This suggests the need for more robust support for people who are out of work, including continued health insurance coverage, to help buffer the economic toll of job loss and thereby mitigate some of its health consequences. The U.S. has some threads of a social safety net, such as up to 26 weeks of unemployment benefits in most states, and Congress created extra pandemic help when it passed the CARES Act in 2020. But these weren’t enough to prevent a huge increase in food insecurity and use of food pantries last year.
Given the potentially long-term negative effects of job loss on health, one way to protect workers may be helping companies to not lay them off. Policymakers should continue to direct resources toward employers that keep businesses going and workers employed. If layoffs are inevitable, then create incentives to rehire laid-off workers as soon as possible. In California, for instance, Gov. Gavin Newsom signed a bill in April requiring companies in hard-hit industries such as hotel and event management to rehire workers who were laid off during the pandemic when jobs become available.
To address all the health consequences of the pandemic, we believe one must think broadly about interventions and policies. We must recognize the wide scope of job losses across households and industries, not just in workplaces making media headlines, and the unequal burden felt by workers already disadvantaged before COVID-19. The real solution lies in not just getting back to work, but getting Americans into secure jobs that pay a living wage and allow economic recovery alongside the healing of people and health care systems.
This article was produced in collaboration with Knowable Magazine, a digital publication covering science and its emerging frontiers.
Sarah A. Burgard receives funding from the National Institutes of Health.

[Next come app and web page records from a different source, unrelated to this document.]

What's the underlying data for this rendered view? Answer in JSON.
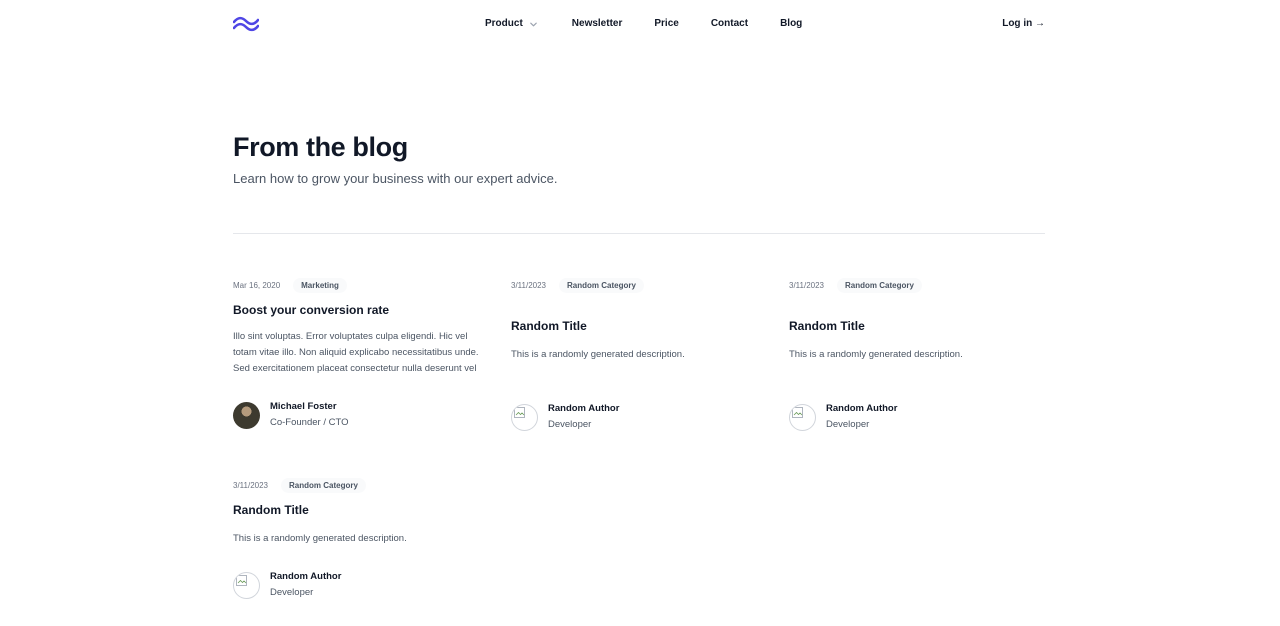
{
  "nav": {
    "logo_icon": "tailwind-waves-logo",
    "logo_color": "#4f46e5",
    "items": [
      {
        "label": "Product",
        "icon": "chevron-down-icon"
      },
      {
        "label": "Newsletter"
      },
      {
        "label": "Price"
      },
      {
        "label": "Contact"
      },
      {
        "label": "Blog"
      }
    ],
    "login": "Log in →"
  },
  "hero": {
    "title": "From the blog",
    "subtitle": "Learn how to grow your business with our expert advice."
  },
  "posts": [
    {
      "date": "Mar 16, 2020",
      "category": "Marketing",
      "title": "Boost your conversion rate",
      "description": "Illo sint voluptas. Error voluptates culpa eligendi. Hic vel totam vitae illo. Non aliquid explicabo necessitatibus unde. Sed exercitationem placeat consectetur nulla deserunt vel iusto corrupti dicta laboris incididunt.",
      "author": {
        "name": "Michael Foster",
        "role": "Co-Founder / CTO"
      }
    },
    {
      "date": "3/11/2023",
      "category": "Random Category",
      "title": "Random Title",
      "description": "This is a randomly generated description.",
      "author": {
        "name": "Random Author",
        "role": "Developer"
      }
    },
    {
      "date": "3/11/2023",
      "category": "Random Category",
      "title": "Random Title",
      "description": "This is a randomly generated description.",
      "author": {
        "name": "Random Author",
        "role": "Developer"
      }
    },
    {
      "date": "3/11/2023",
      "category": "Random Category",
      "title": "Random Title",
      "description": "This is a randomly generated description.",
      "author": {
        "name": "Random Author",
        "role": "Developer"
      }
    }
  ]
}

Jennie E. Brand does not work for, consult, own shares in or receive funding from any company or organization that would benefit from this article, and has disclosed no relevant affiliations beyond their academic appointment.